Once you’ve selected your arbitrator (which needs to be a joint decision), what is most likely to happen is that there will be a conference call between the arbitrator, you and your former partner (and your respective legal teams if you have engaged them). During this call, which is quite informal and designed to be more user friendly than a court process, the arbitrator will discuss, in the round, with you or your legal team what steps need to be undertaken in order to bring your case successfully to an arbitration.
On occasion, there may be a further catch-up telephone call with the arbitrator prior to the arbitration itself. This is just so the arbitrator can keep a check on the process and make sure that the directions that he or she has issued have been complied with.
In the first telephone call the arbitrator will also set the date of arbitration, the final terms of arbitration and how long that arbitration is to run for. The arbitrator will also deal with any specific issues that either party may raise. This call is the opportunity for the parties to suggest to the arbitrator how they would like their arbitration process to proceed – for example, is it to be extremely formal and ‘ape’ the court process or is the arbitration to take a much more relaxed and convivial form, more suited to the parties’ individual needs? It’s also the opportunity for the parties to advise the arbitrator as to whether there are parts of their dispute which have been successfully resolved and highlight for the arbitrator those points which are at large and need determination.
The sort of directions the arbitrator may make include such steps as:
- Updating valuations of property values;
- Ordering a single joint expert to report as to, say, the value of a company;
- Directing a pension report, if that information is needed;
- Setting out what financial information is needed to be supplied to the arbitrator and each other;
- Directing that there is written evidence where you both have the opportunity to set out your respective positions. The arbitrator will also place limits on this statement so that the issues can be narrowly defined and contained;
- Any other step or process that the arbitrator thinks is going to be needed in order to give all the parties the best possible opportunity of successfully presenting their case at arbitration and so that the arbitrator will have, at their disposal in arbitration, all the necessary information and materials needed.
At the end of the arbitration the arbitrator will produce a written award and, generally speaking, draft orders, which are going to be filed in court under the special arbitration process and you should very swiftly have your final court sealed orders.

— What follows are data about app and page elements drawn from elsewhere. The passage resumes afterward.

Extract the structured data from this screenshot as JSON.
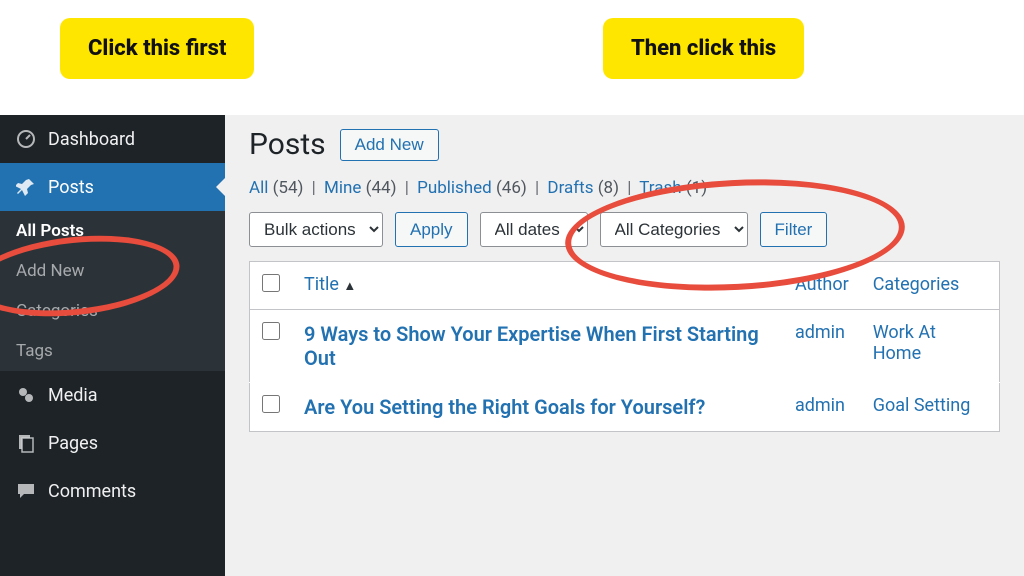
{
  "annotations": {
    "callout1": "Click this first",
    "callout2": "Then click this"
  },
  "sidebar": {
    "dashboard": "Dashboard",
    "posts": "Posts",
    "sub": {
      "all_posts": "All Posts",
      "add_new": "Add New",
      "categories": "Categories",
      "tags": "Tags"
    },
    "media": "Media",
    "pages": "Pages",
    "comments": "Comments"
  },
  "header": {
    "title": "Posts",
    "add_new_btn": "Add New"
  },
  "filters": {
    "all": {
      "label": "All",
      "count": "(54)"
    },
    "mine": {
      "label": "Mine",
      "count": "(44)"
    },
    "published": {
      "label": "Published",
      "count": "(46)"
    },
    "drafts": {
      "label": "Drafts",
      "count": "(8)"
    },
    "trash": {
      "label": "Trash",
      "count": "(1)"
    }
  },
  "toolbar": {
    "bulk_actions": "Bulk actions",
    "apply": "Apply",
    "all_dates": "All dates",
    "all_categories": "All Categories",
    "filter": "Filter"
  },
  "table": {
    "headers": {
      "title": "Title",
      "author": "Author",
      "categories": "Categories"
    },
    "rows": [
      {
        "title": "9 Ways to Show Your Expertise When First Starting Out",
        "author": "admin",
        "category": "Work At Home"
      },
      {
        "title": "Are You Setting the Right Goals for Yourself?",
        "author": "admin",
        "category": "Goal Setting"
      }
    ]
  }
}
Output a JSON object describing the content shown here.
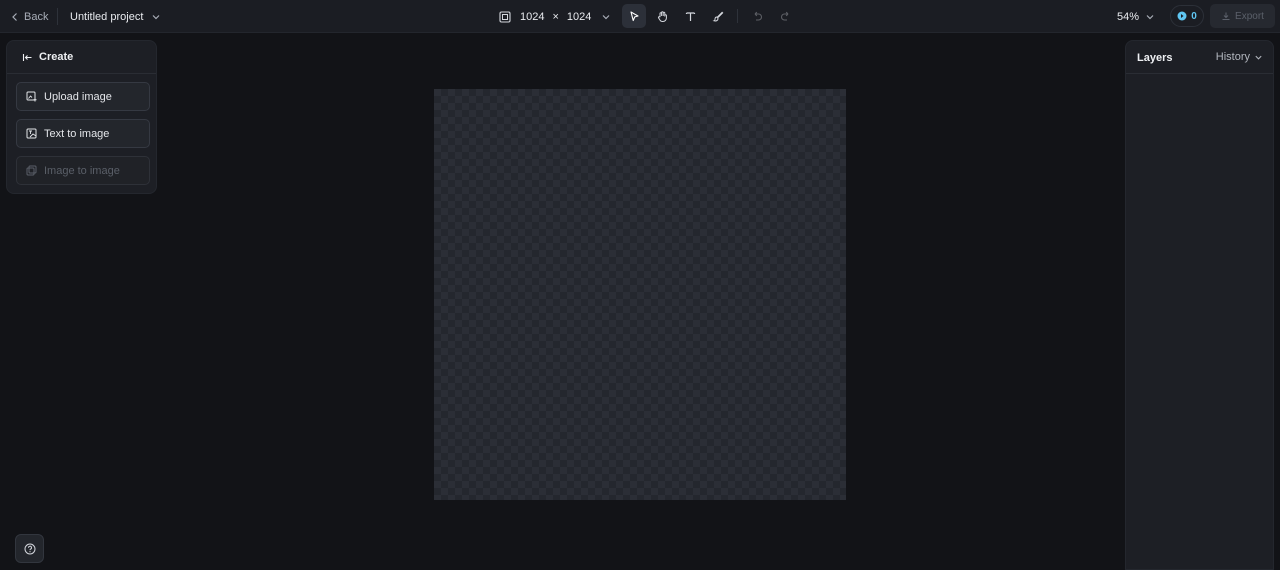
{
  "topbar": {
    "back_label": "Back",
    "project_name": "Untitled project",
    "canvas_width": "1024",
    "size_separator": "×",
    "canvas_height": "1024",
    "zoom_level": "54%",
    "credits": "0",
    "export_label": "Export"
  },
  "tools": [
    {
      "name": "select-tool",
      "icon": "pointer-icon",
      "active": true
    },
    {
      "name": "hand-tool",
      "icon": "hand-icon",
      "active": false
    },
    {
      "name": "text-tool",
      "icon": "text-icon",
      "active": false
    },
    {
      "name": "brush-tool",
      "icon": "brush-icon",
      "active": false
    },
    {
      "name": "undo",
      "icon": "undo-icon",
      "disabled": true
    },
    {
      "name": "redo",
      "icon": "redo-icon",
      "disabled": true
    }
  ],
  "left_panel": {
    "title": "Create",
    "options": [
      {
        "label": "Upload image",
        "icon": "upload-image-icon",
        "disabled": false
      },
      {
        "label": "Text to image",
        "icon": "text-to-image-icon",
        "disabled": false
      },
      {
        "label": "Image to image",
        "icon": "image-to-image-icon",
        "disabled": true
      }
    ]
  },
  "right_panel": {
    "layers_label": "Layers",
    "history_label": "History"
  },
  "colors": {
    "background": "#121317",
    "panel": "#1d1f25",
    "accent": "#5fc6f2"
  }
}
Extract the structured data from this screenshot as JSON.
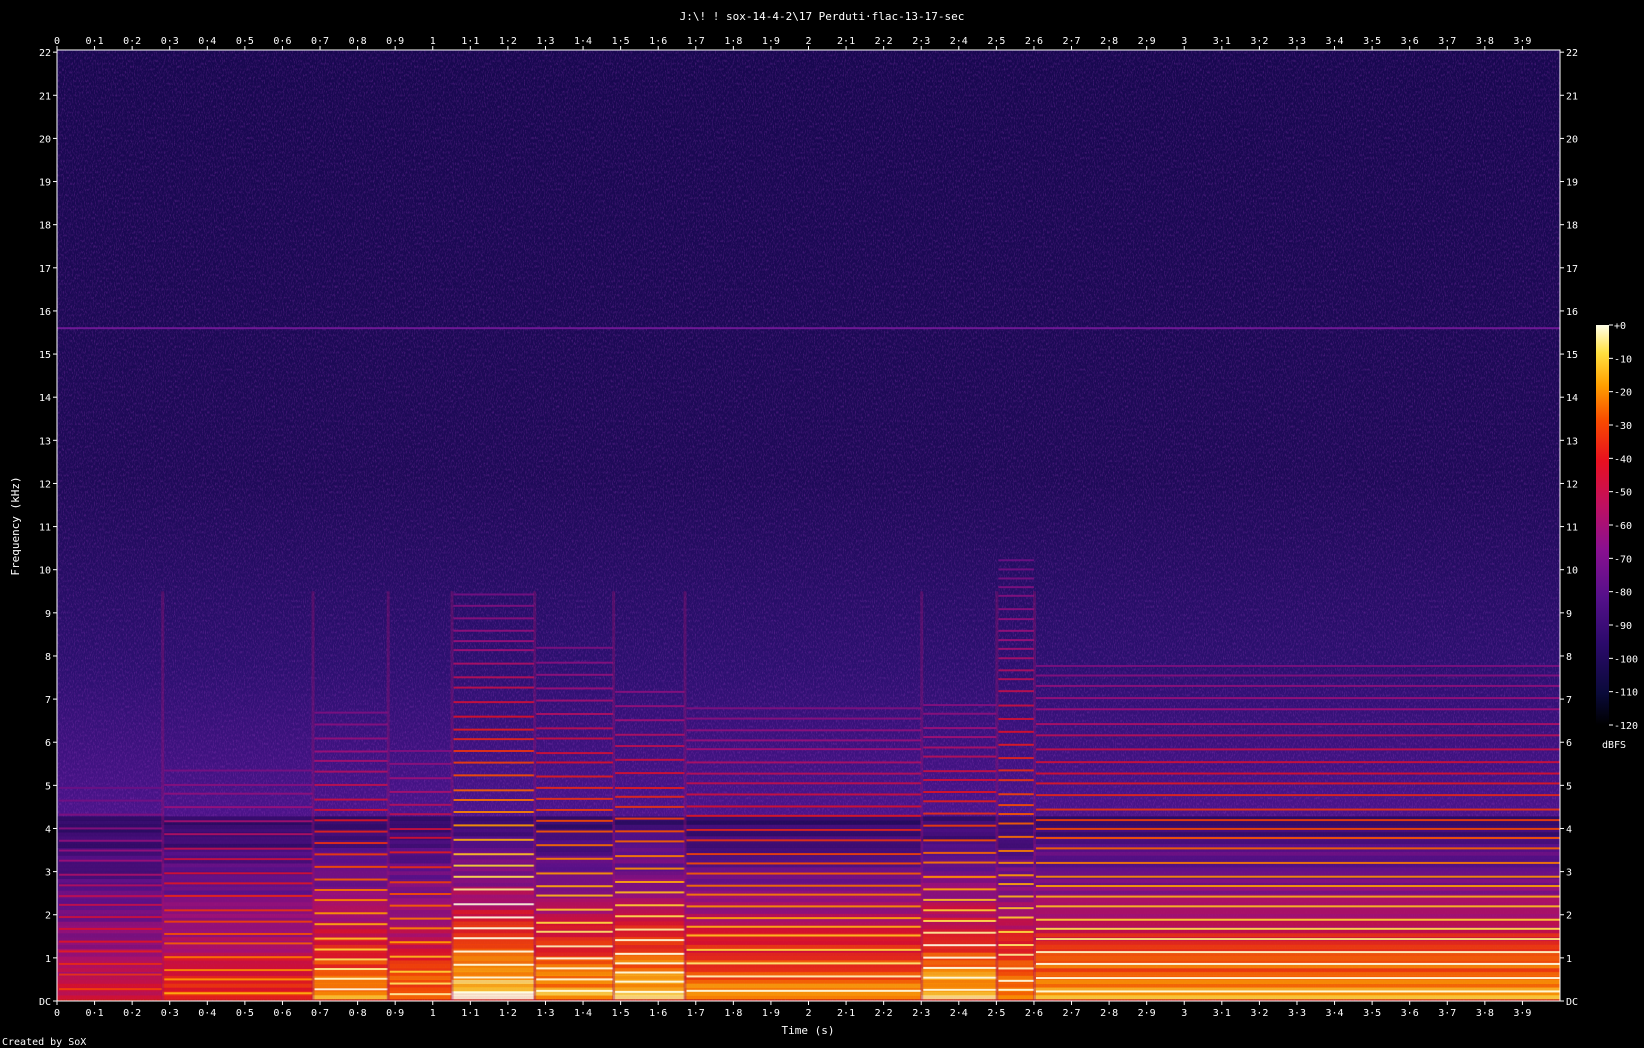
{
  "chart_data": {
    "type": "heatmap",
    "title": "J:\\! ! sox-14-4-2\\17 Perduti·flac-13-17-sec",
    "xlabel": "Time (s)",
    "ylabel": "Frequency (kHz)",
    "footer": "Created by SoX",
    "x_ticks": [
      "0",
      "0·1",
      "0·2",
      "0·3",
      "0·4",
      "0·5",
      "0·6",
      "0·7",
      "0·8",
      "0·9",
      "1",
      "1·1",
      "1·2",
      "1·3",
      "1·4",
      "1·5",
      "1·6",
      "1·7",
      "1·8",
      "1·9",
      "2",
      "2·1",
      "2·2",
      "2·3",
      "2·4",
      "2·5",
      "2·6",
      "2·7",
      "2·8",
      "2·9",
      "3",
      "3·1",
      "3·2",
      "3·3",
      "3·4",
      "3·5",
      "3·6",
      "3·7",
      "3·8",
      "3·9"
    ],
    "y_ticks": [
      "DC",
      "1",
      "2",
      "3",
      "4",
      "5",
      "6",
      "7",
      "8",
      "9",
      "10",
      "11",
      "12",
      "13",
      "14",
      "15",
      "16",
      "17",
      "18",
      "19",
      "20",
      "21",
      "22"
    ],
    "xlim": [
      0,
      4.0
    ],
    "ylim": [
      0,
      22.05
    ],
    "colorbar": {
      "unit": "dBFS",
      "ticks": [
        "+0",
        "-10",
        "-20",
        "-30",
        "-40",
        "-50",
        "-60",
        "-70",
        "-80",
        "-90",
        "-100",
        "-110",
        "-120"
      ],
      "range": [
        -120,
        0
      ]
    },
    "features": {
      "constant_tone_khz": 15.6,
      "note_onsets_s": [
        0.28,
        0.68,
        0.88,
        1.05,
        1.27,
        1.48,
        1.67,
        2.3,
        2.5,
        2.6
      ]
    }
  }
}
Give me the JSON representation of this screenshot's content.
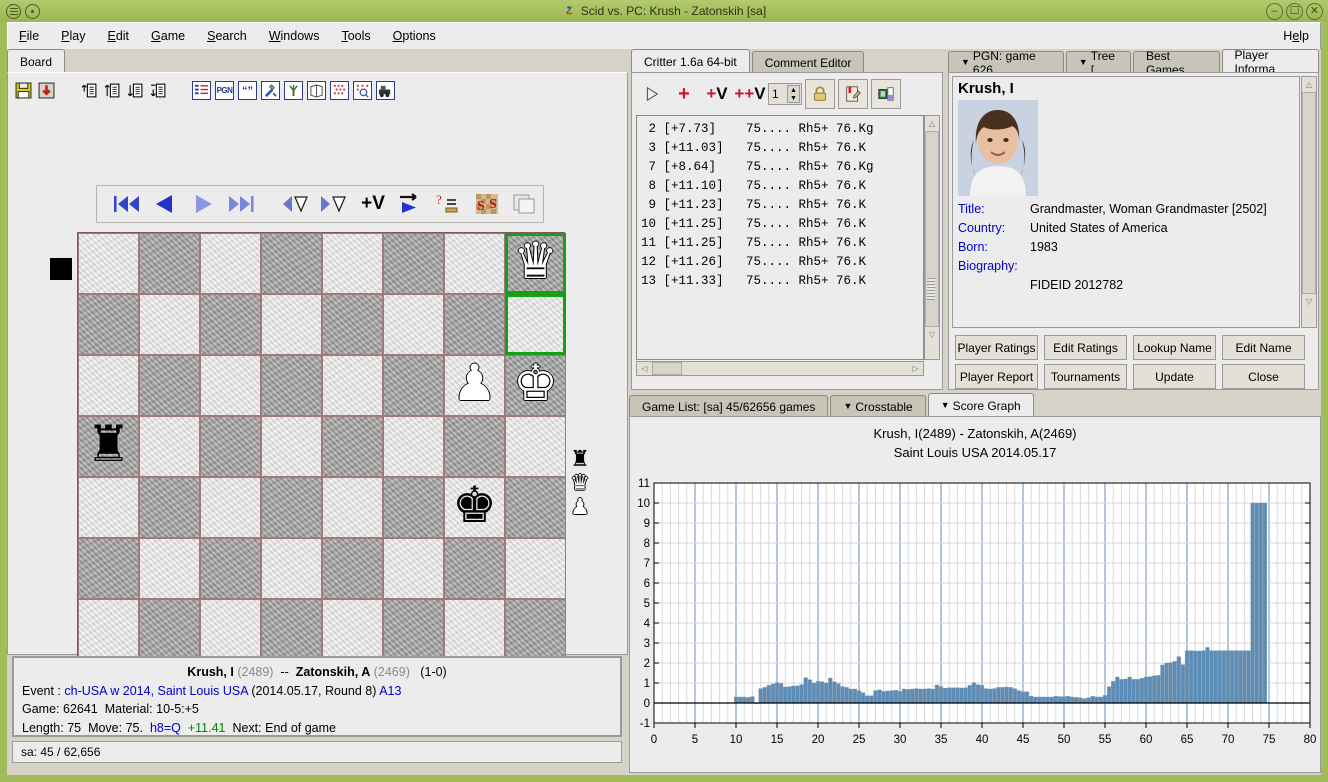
{
  "window": {
    "title": "Scid vs. PC: Krush - Zatonskih [sa]",
    "minimize": "–",
    "maximize": "☐",
    "close": "✕"
  },
  "menu": {
    "items": [
      {
        "pre": "",
        "key": "F",
        "post": "ile"
      },
      {
        "pre": "",
        "key": "P",
        "post": "lay"
      },
      {
        "pre": "",
        "key": "E",
        "post": "dit"
      },
      {
        "pre": "",
        "key": "G",
        "post": "ame"
      },
      {
        "pre": "",
        "key": "S",
        "post": "earch"
      },
      {
        "pre": "",
        "key": "W",
        "post": "indows"
      },
      {
        "pre": "",
        "key": "T",
        "post": "ools"
      },
      {
        "pre": "",
        "key": "O",
        "post": "ptions"
      }
    ],
    "help": {
      "pre": "H",
      "key": "e",
      "post": "lp"
    }
  },
  "board_panel": {
    "tab_label": "Board",
    "toolbar_icons": [
      "save-icon",
      "save-as-icon",
      "add-game-before-icon",
      "add-game-icon",
      "move-down-icon",
      "move-bottom-icon",
      "game-list-icon",
      "pgn-icon",
      "comment-icon",
      "analysis-tools-icon",
      "tree-icon",
      "book-icon",
      "crosstable-icon",
      "finder-icon",
      "engine-icon"
    ],
    "nav_icons": [
      "first-move-icon",
      "previous-move-icon",
      "next-move-icon",
      "last-move-icon",
      "previous-variation-icon",
      "next-variation-icon",
      "add-variation-icon",
      "autoplay-icon",
      "annotate-icon",
      "flip-board-icon",
      "copy-board-icon"
    ]
  },
  "chess": {
    "highlight_from": "h8",
    "highlight_to": "h7",
    "pieces": [
      {
        "square": "h8",
        "glyph": "♛",
        "color": "w",
        "name": "white-queen"
      },
      {
        "square": "g6",
        "glyph": "♟",
        "color": "w",
        "name": "white-pawn"
      },
      {
        "square": "h6",
        "glyph": "♚",
        "color": "w",
        "name": "white-king"
      },
      {
        "square": "a5",
        "glyph": "♜",
        "color": "b",
        "name": "black-rook"
      },
      {
        "square": "g4",
        "glyph": "♚",
        "color": "b",
        "name": "black-king"
      }
    ],
    "captured": [
      {
        "glyph": "♜",
        "color": "black",
        "name": "captured-black-rook"
      },
      {
        "glyph": "♛",
        "color": "white",
        "name": "captured-white-queen"
      },
      {
        "glyph": "♟",
        "color": "white",
        "name": "captured-white-pawn"
      }
    ]
  },
  "game_info": {
    "white": "Krush, I",
    "white_elo": "(2489)",
    "dash": "--",
    "black": "Zatonskih, A",
    "black_elo": "(2469)",
    "result": "(1-0)",
    "event_label": "Event :",
    "event_name": "ch-USA w 2014, Saint Louis USA",
    "event_detail": "(2014.05.17, Round 8)",
    "eco": "A13",
    "game_label": "Game:",
    "game_number": "62641",
    "material_label": "Material:",
    "material_value": "10-5:+5",
    "length_label": "Length:",
    "length_value": "75",
    "move_label": "Move:",
    "move_number": "75.",
    "move_san": "h8=Q",
    "move_score": "+11.41",
    "next_label": "Next:",
    "next_value": "End of game"
  },
  "status_bar": {
    "text": "sa:  45 / 62,656"
  },
  "engine": {
    "tabs": [
      {
        "label": "Critter 1.6a 64-bit",
        "active": true
      },
      {
        "label": "Comment Editor",
        "active": false
      }
    ],
    "toolbar": {
      "start": "start-analysis-icon",
      "add_move": "+",
      "add_var": "+V",
      "add_all_var": "++V",
      "lines_value": "1",
      "lock_icon": "lock-icon",
      "annotate_icon": "annotate-icon",
      "config_icon": "engine-config-icon"
    },
    "lines": [
      {
        "depth": "2",
        "score": "[+7.73]",
        "pv": "75.... Rh5+ 76.Kg"
      },
      {
        "depth": "3",
        "score": "[+11.03]",
        "pv": "75.... Rh5+ 76.K"
      },
      {
        "depth": "7",
        "score": "[+8.64]",
        "pv": "75.... Rh5+ 76.Kg"
      },
      {
        "depth": "8",
        "score": "[+11.10]",
        "pv": "75.... Rh5+ 76.K"
      },
      {
        "depth": "9",
        "score": "[+11.23]",
        "pv": "75.... Rh5+ 76.K"
      },
      {
        "depth": "10",
        "score": "[+11.25]",
        "pv": "75.... Rh5+ 76.K"
      },
      {
        "depth": "11",
        "score": "[+11.25]",
        "pv": "75.... Rh5+ 76.K"
      },
      {
        "depth": "12",
        "score": "[+11.26]",
        "pv": "75.... Rh5+ 76.K"
      },
      {
        "depth": "13",
        "score": "[+11.33]",
        "pv": "75.... Rh5+ 76.K"
      }
    ]
  },
  "player_info": {
    "tabs": [
      {
        "label": "PGN: game 626",
        "dropdown": true,
        "active": false
      },
      {
        "label": "Tree [",
        "dropdown": true,
        "active": false
      },
      {
        "label": "Best Games",
        "dropdown": false,
        "active": false
      },
      {
        "label": "Player Informa",
        "dropdown": false,
        "active": true
      }
    ],
    "name": "Krush, I",
    "fields": [
      {
        "label": "Title:",
        "value": "Grandmaster,  Woman Grandmaster  [2502]"
      },
      {
        "label": "Country:",
        "value": "United States of America"
      },
      {
        "label": "Born:",
        "value": "1983"
      },
      {
        "label": "Biography:",
        "value": ""
      }
    ],
    "biography_line": "FIDEID 2012782",
    "buttons": [
      "Player Ratings",
      "Edit Ratings",
      "Lookup Name",
      "Edit Name",
      "Player Report",
      "Tournaments",
      "Update",
      "Close"
    ]
  },
  "bottom_tabs": [
    {
      "label": "Game List: [sa] 45/62656 games",
      "dropdown": false,
      "active": false
    },
    {
      "label": "Crosstable",
      "dropdown": true,
      "active": false
    },
    {
      "label": "Score Graph",
      "dropdown": true,
      "active": true
    }
  ],
  "chart_data": {
    "type": "bar",
    "title": "Krush, I(2489) - Zatonskih, A(2469)",
    "subtitle": "Saint Louis USA  2014.05.17",
    "xlabel": "",
    "ylabel": "",
    "xlim": [
      0,
      80
    ],
    "ylim": [
      -1,
      11
    ],
    "xticks": [
      0,
      5,
      10,
      15,
      20,
      25,
      30,
      35,
      40,
      45,
      50,
      55,
      60,
      65,
      70,
      75,
      80
    ],
    "yticks": [
      -1,
      0,
      1,
      2,
      3,
      4,
      5,
      6,
      7,
      8,
      9,
      10,
      11
    ],
    "grid": true,
    "legend": "none",
    "bar_color": "#5b8db8",
    "x": [
      10,
      10.5,
      11,
      11.5,
      12,
      12.5,
      13,
      13.5,
      14,
      14.5,
      15,
      15.5,
      16,
      16.5,
      17,
      17.5,
      18,
      18.5,
      19,
      19.5,
      20,
      20.5,
      21,
      21.5,
      22,
      22.5,
      23,
      23.5,
      24,
      24.5,
      25,
      25.5,
      26,
      26.5,
      27,
      27.5,
      28,
      28.5,
      29,
      29.5,
      30,
      30.5,
      31,
      31.5,
      32,
      32.5,
      33,
      33.5,
      34,
      34.5,
      35,
      35.5,
      36,
      36.5,
      37,
      37.5,
      38,
      38.5,
      39,
      39.5,
      40,
      40.5,
      41,
      41.5,
      42,
      42.5,
      43,
      43.5,
      44,
      44.5,
      45,
      45.5,
      46,
      46.5,
      47,
      47.5,
      48,
      48.5,
      49,
      49.5,
      50,
      50.5,
      51,
      51.5,
      52,
      52.5,
      53,
      53.5,
      54,
      54.5,
      55,
      55.5,
      56,
      56.5,
      57,
      57.5,
      58,
      58.5,
      59,
      59.5,
      60,
      60.5,
      61,
      61.5,
      62,
      62.5,
      63,
      63.5,
      64,
      64.5,
      65,
      65.5,
      66,
      66.5,
      67,
      67.5,
      68,
      68.5,
      69,
      69.5,
      70,
      70.5,
      71,
      71.5,
      72,
      72.5,
      73,
      73.5,
      74,
      74.5,
      75
    ],
    "values": [
      0.3,
      0.3,
      0.3,
      0.28,
      0.32,
      0.02,
      0.72,
      0.78,
      0.88,
      0.95,
      1.02,
      0.98,
      0.8,
      0.82,
      0.85,
      0.86,
      0.92,
      1.27,
      1.16,
      1.0,
      1.08,
      1.06,
      1.0,
      1.25,
      1.06,
      0.97,
      0.82,
      0.78,
      0.7,
      0.7,
      0.62,
      0.52,
      0.36,
      0.36,
      0.62,
      0.66,
      0.58,
      0.6,
      0.62,
      0.64,
      0.58,
      0.7,
      0.68,
      0.7,
      0.72,
      0.7,
      0.7,
      0.72,
      0.7,
      0.9,
      0.82,
      0.74,
      0.76,
      0.76,
      0.76,
      0.75,
      0.76,
      0.88,
      1.02,
      0.92,
      0.88,
      0.72,
      0.7,
      0.72,
      0.78,
      0.78,
      0.8,
      0.78,
      0.72,
      0.62,
      0.56,
      0.56,
      0.34,
      0.3,
      0.3,
      0.3,
      0.3,
      0.3,
      0.34,
      0.32,
      0.32,
      0.34,
      0.3,
      0.28,
      0.26,
      0.22,
      0.26,
      0.34,
      0.3,
      0.3,
      0.38,
      0.82,
      1.08,
      1.3,
      1.18,
      1.2,
      1.3,
      1.18,
      1.18,
      1.24,
      1.3,
      1.32,
      1.36,
      1.38,
      1.9,
      2.0,
      2.02,
      2.08,
      2.32,
      1.92,
      2.62,
      2.62,
      2.6,
      2.6,
      2.62,
      2.78,
      2.62,
      2.62,
      2.62,
      2.62,
      2.62,
      2.62,
      2.62,
      2.62,
      2.62,
      2.62,
      10.0,
      10.0,
      10.0,
      10.0
    ]
  }
}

For more information on the issues raised in this blog please do not hesitate to contact Julian Bremner